but a definite blending of two businesses and their cultures. Babcock & Wilcox was primarily focused on power generation, and BWXT targeted government clients.
These two entities had distinct cultures, approaches, and ways of pursuing and executing business. Our goal in combining them was to bring cost synergies and revenue synergies together, which would mean a lot of potential for expansion and growth. We anticipated benefits in using the service approach of our power business with the government business, especially with revenue synergy. Then, we added some niche acquisitions to further enhance the revenue synergy side.
At the same time, we undertook a major effort to examine our operating structure. We wanted to re-brand ourselves – not externally, but internally – to create more alignment with our new goals and objectives. We set ground rules for how we would function operationally and collaborate during the transition of cultures. This was an ongoing process, using outcomes and feedback to strengthen our approach.

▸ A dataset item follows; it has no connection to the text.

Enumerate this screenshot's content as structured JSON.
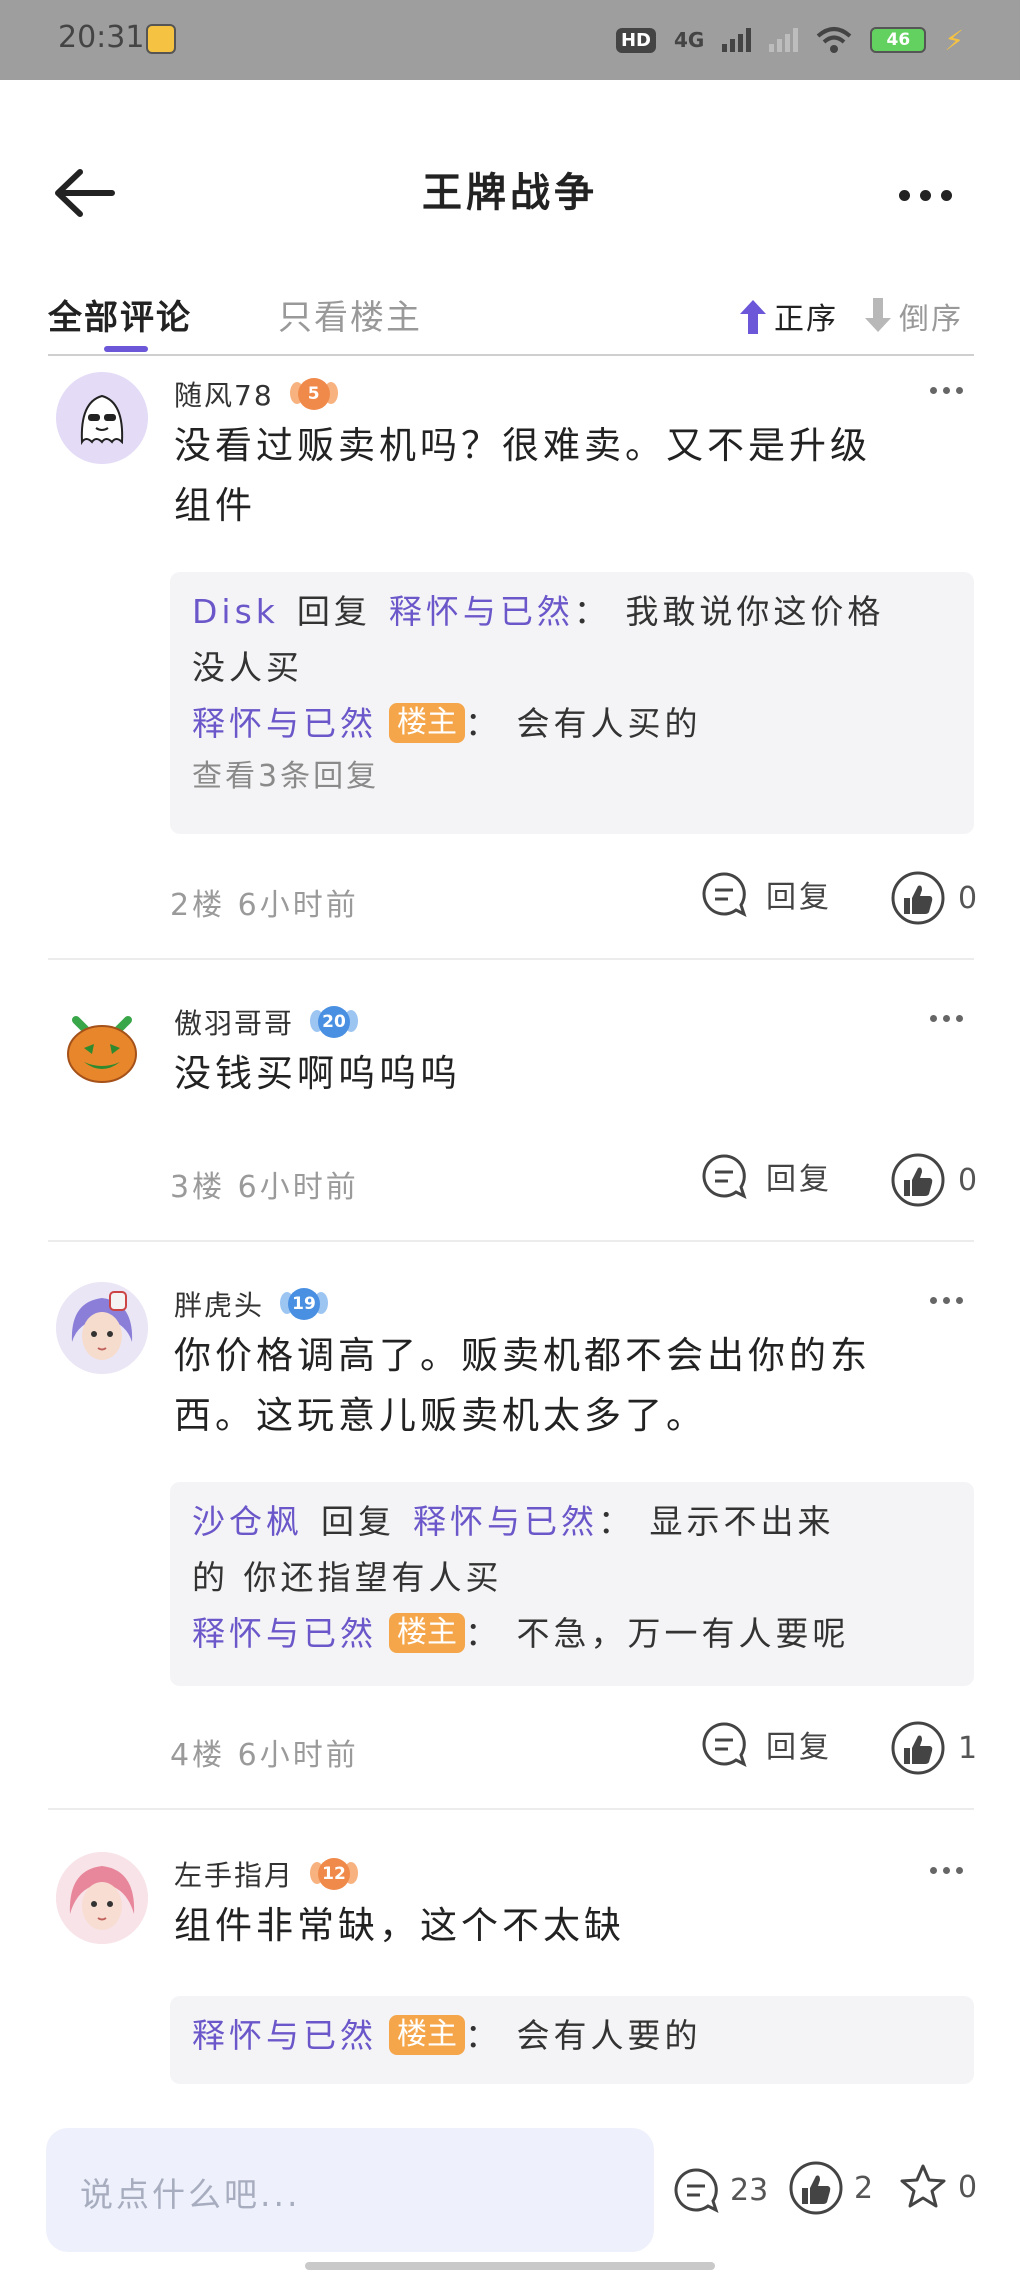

Although we wanted everyone to know the reasons for merging the two entities, we knew it would be harder to blend the cultures – and we had no less than 13 functional groups to align. Management’s toughest job was to make the hard calls – that public relations would be like this; that we’d take this approach to roll up finance and accounting, etc. Of course, people were deeply rooted in some of those 13 areas, with a long history of running things with ingrained practices and ideas.

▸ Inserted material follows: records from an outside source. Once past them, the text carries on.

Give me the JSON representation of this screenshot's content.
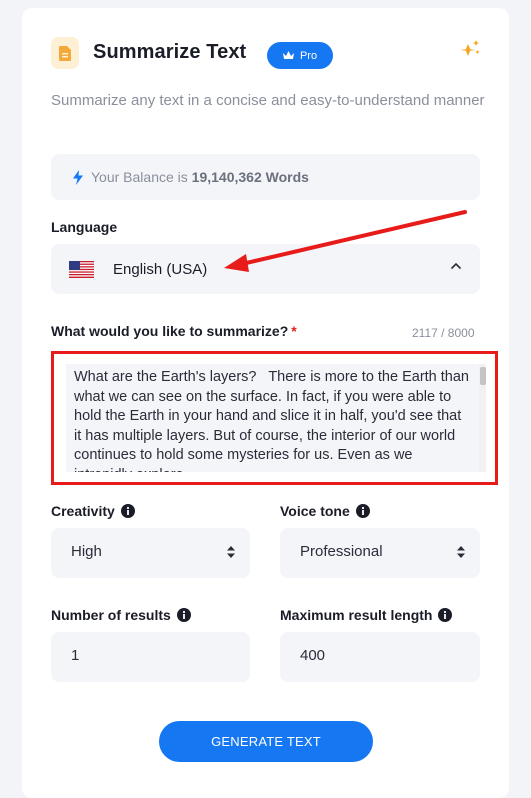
{
  "header": {
    "title": "Summarize Text",
    "badge_label": "Pro",
    "description": "Summarize any text in a concise and easy-to-understand manner"
  },
  "balance": {
    "prefix": "Your Balance is ",
    "amount": "19,140,362 Words"
  },
  "language": {
    "label": "Language",
    "selected": "English (USA)",
    "flag": "us-flag-icon"
  },
  "input": {
    "label": "What would you like to summarize?",
    "required_marker": "*",
    "counter": "2117 / 8000",
    "text": "What are the Earth's layers?   There is more to the Earth than what we can see on the surface. In fact, if you were able to hold the Earth in your hand and slice it in half, you'd see that it has multiple layers. But of course, the interior of our world continues to hold some mysteries for us. Even as we intrepidly explore"
  },
  "creativity": {
    "label": "Creativity",
    "value": "High"
  },
  "voice_tone": {
    "label": "Voice tone",
    "value": "Professional"
  },
  "num_results": {
    "label": "Number of results",
    "value": "1"
  },
  "max_length": {
    "label": "Maximum result length",
    "value": "400"
  },
  "generate_button": "GENERATE TEXT",
  "colors": {
    "accent": "#1677f2",
    "annotation_red": "#e81b1b",
    "field_bg": "#f3f5f9"
  }
}
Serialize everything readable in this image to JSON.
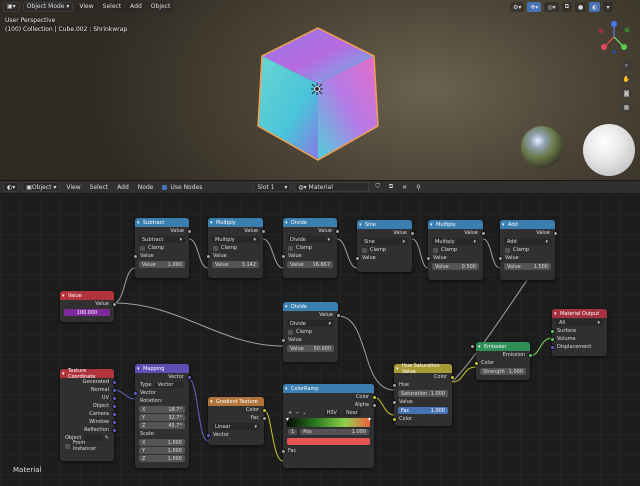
{
  "viewport": {
    "mode": "Object Mode",
    "menus": [
      "View",
      "Select",
      "Add",
      "Object"
    ],
    "info_line1": "User Perspective",
    "info_line2": "(100) Collection | Cube.002 : Shrinkwrap"
  },
  "node_editor": {
    "object_label": "Object",
    "menus": [
      "View",
      "Select",
      "Add",
      "Node"
    ],
    "use_nodes": "Use Nodes",
    "slot": "Slot 1",
    "material": "Material",
    "footer": "Material"
  },
  "nodes": {
    "subtract": {
      "title": "Subtract",
      "out": "Value",
      "op": "Subtract",
      "clamp": "Clamp",
      "in": "Value",
      "field": "Value",
      "val": "1.000"
    },
    "multiply1": {
      "title": "Multiply",
      "out": "Value",
      "op": "Multiply",
      "clamp": "Clamp",
      "in": "Value",
      "field": "Value",
      "val": "3.142"
    },
    "divide1": {
      "title": "Divide",
      "out": "Value",
      "op": "Divide",
      "clamp": "Clamp",
      "in": "Value",
      "field": "Value",
      "val": "16.667"
    },
    "sine": {
      "title": "Sine",
      "out": "Value",
      "op": "Sine",
      "clamp": "Clamp",
      "in": "Value"
    },
    "multiply2": {
      "title": "Multiply",
      "out": "Value",
      "op": "Multiply",
      "clamp": "Clamp",
      "in": "Value",
      "field": "Value",
      "val": "0.500"
    },
    "add": {
      "title": "Add",
      "out": "Value",
      "op": "Add",
      "clamp": "Clamp",
      "in": "Value",
      "field": "Value",
      "val": "1.500"
    },
    "value": {
      "title": "Value",
      "out": "Value",
      "val": "100.000"
    },
    "divide2": {
      "title": "Divide",
      "out": "Value",
      "op": "Divide",
      "clamp": "Clamp",
      "in": "Value",
      "field": "Value",
      "val": "50.000"
    },
    "material_output": {
      "title": "Material Output",
      "target": "All",
      "surface": "Surface",
      "volume": "Volume",
      "displacement": "Displacement"
    },
    "emission": {
      "title": "Emission",
      "out": "Emission",
      "color": "Color",
      "strength": "Strength",
      "strength_val": "1.000"
    },
    "hsv": {
      "title": "Hue Saturation Value",
      "out": "Color",
      "hue": "Hue",
      "saturation": "Saturation",
      "sat_val": "1.000",
      "value": "Value",
      "fac": "Fac",
      "fac_val": "1.000",
      "color": "Color"
    },
    "texcoord": {
      "title": "Texture Coordinate",
      "outputs": [
        "Generated",
        "Normal",
        "UV",
        "Object",
        "Camera",
        "Window",
        "Reflection"
      ],
      "object": "Object",
      "instancer": "From Instancer"
    },
    "mapping": {
      "title": "Mapping",
      "out": "Vector",
      "type_label": "Type",
      "type_val": "Vector",
      "in_vector": "Vector",
      "rotation": "Rotation:",
      "rot": [
        [
          "X",
          "18.7°"
        ],
        [
          "Y",
          "32.7°"
        ],
        [
          "Z",
          "45.7°"
        ]
      ],
      "scale": "Scale:",
      "scl": [
        [
          "X",
          "1.000"
        ],
        [
          "Y",
          "1.000"
        ],
        [
          "Z",
          "1.000"
        ]
      ]
    },
    "gradient": {
      "title": "Gradient Texture",
      "color": "Color",
      "fac": "Fac",
      "type": "Linear",
      "vector": "Vector"
    },
    "colorramp": {
      "title": "ColorRamp",
      "color": "Color",
      "alpha": "Alpha",
      "mode": "HSV",
      "interp": "Near",
      "stop": "1",
      "pos_label": "Pos",
      "pos_val": "1.000",
      "fac": "Fac"
    }
  },
  "colors": {
    "ramp_swatch": "#e45555",
    "value_field": "#7f2a9c"
  }
}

When we first told our people about this, we heard general resistance from both entities. At first, people couldn’t sort out the pieces and see how they would work together. But we soon found that the new culture and approach started to create its own momentum.
We went through a purposeful, deliberate process to identify our approach, continually checking that everyone understood. Whenever we made decisions, we asked, “Are we all aligned on this decision?” Although we urged people to state their comments, at some point, top management had to make a call. That process helped us to avoid recycling and rework. We used a consensus-building process that was focused on the way we made decisions.
With Root Learning, we did leader alignment sessions at the senior level and a few levels down, followed by a Learning Map® module that was cascaded through all 13 functional areas. From the top leaders to the frontlines,
the rollout took us about a year.
Now, people are not naïve. They understood that a merger was going to occur, and they were cautious. But the operations and culture changes happened much faster than we predicted. In fact, by the time leaders emerged from management alignment sessions, a lot of progress was already being made. I believe this was because our decision-making process was so thorough.
We went into this process with the intent to change some habits – not all – so we could move toward an image that we wanted to create as a company. We gave some strategic directions on how we would pursue business, and some people struggled. But others put their shoulder to the issues and became a key force in its success. We heard people say, “I think I understand why this is significant and better, and I want to be a part of the solution.” They really wanted to get behind this change, and these people have since emerged as leaders of the organization. Throughout the organization, people worked to make this happen and align to our vision. We continue to see the emergence of ongoing senior leadership.
This merger reminded me of a time in 2004 when our government operations did a system rollout of SAP, eliminating old legacy systems. For a while, people were frustrated, but once we got through the implementation phases, attitudes changed. We went from “This is hard”
to “I couldn’t have done this with the old system!” We
had similar feelings in this merger process.
Once we aligned all 13 areas, we were able to share some great ideas. For example, when we shared the power entity’s service approach with the government entity, they gained a stronger approach toward nuclear service, and decided to do a nuclear reactor design. This happened only because we brought the two sides together; it would not have happened independently. Success builds on success, and efficiency builds on efficiency.
The biggest differentiator in the success of this project was our deliberate approach. If we hadn’t been as thorough, we might have lost some good people along the journey. Instead, this brought everyone along in a bigger block so we could optimize our direction, people, and resources in profound way.